Research Updates | Cardiovascular disease
Finding: Lower long-term CHD rates are correlated with traditional Mediterranean and Japanese dietary patterns rich in vegetables and low in sweet foods and animal foods.
Summary: This study examined ecological relationships of foods, nutrients, eating patterns and the Mediterranean Adequacy Index (MAI) score with long term CHD mortality rates in 16 cohorts of 12,763 men the Seven Countries Study* over 50 years. Dietary surveys were done at baseline, and average food consumption was chemically analysed for fatty acids and carbohydrates. CHD death rates varied 6.7-fold among the cohorts. Results showed mortality rates for CHD were positively correlated with average intake of hard fat, sweet products, animal foods, saturated fat and sucrose, but not with naturally occurring sugars. Intake of vegetable foods, starch and the MAI were inversely correlated with CHD mortality.

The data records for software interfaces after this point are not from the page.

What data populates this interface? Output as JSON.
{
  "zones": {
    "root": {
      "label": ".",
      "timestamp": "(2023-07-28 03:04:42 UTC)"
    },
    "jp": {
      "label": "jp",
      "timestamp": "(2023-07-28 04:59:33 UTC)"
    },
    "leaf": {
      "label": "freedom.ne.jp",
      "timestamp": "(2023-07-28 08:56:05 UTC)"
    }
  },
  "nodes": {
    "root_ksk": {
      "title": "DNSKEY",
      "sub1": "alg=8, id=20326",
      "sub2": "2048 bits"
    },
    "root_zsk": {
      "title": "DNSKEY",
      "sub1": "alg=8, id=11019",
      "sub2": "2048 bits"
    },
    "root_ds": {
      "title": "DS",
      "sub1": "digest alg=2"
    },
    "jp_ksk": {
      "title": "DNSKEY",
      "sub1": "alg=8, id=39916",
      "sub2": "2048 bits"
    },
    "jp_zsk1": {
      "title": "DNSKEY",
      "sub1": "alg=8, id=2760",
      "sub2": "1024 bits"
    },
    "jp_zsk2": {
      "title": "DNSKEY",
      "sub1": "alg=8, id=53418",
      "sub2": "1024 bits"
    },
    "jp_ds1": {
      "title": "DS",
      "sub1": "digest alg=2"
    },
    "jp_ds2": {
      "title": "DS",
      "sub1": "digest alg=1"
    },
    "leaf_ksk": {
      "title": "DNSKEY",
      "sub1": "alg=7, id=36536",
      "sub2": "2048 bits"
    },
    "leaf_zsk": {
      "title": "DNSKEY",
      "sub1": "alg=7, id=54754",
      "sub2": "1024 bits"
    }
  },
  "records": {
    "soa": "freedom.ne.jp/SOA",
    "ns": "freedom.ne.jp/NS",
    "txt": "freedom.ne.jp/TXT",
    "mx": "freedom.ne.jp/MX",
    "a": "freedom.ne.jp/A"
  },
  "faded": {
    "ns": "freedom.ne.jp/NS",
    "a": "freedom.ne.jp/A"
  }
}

Citation: Kromhout, D, Menotti, A, Alberti-Fidanza, A, Puddu, P E, and Hollman, P, Kafatos, A, et al. Comparative ecologic relationships of saturated fat, sucrose, food groups, and a Mediterranean food pattern score to 50-year coronary heart disease mortality rates among 16 cohorts of the Seven Countries Study. Eur J Clin Nutr. 2018 May 17
*NOTE: The Seven Countries Study is a large longitudinal study of the USA, Finland, The Netherlands, Italy, Greece, former Yugoslavia (Croatia, Serbia), and Japan that began in the 1960s. It is the first major study to investigate diet and lifestyle and risk factors for CVD across contrasting countries over an extended period.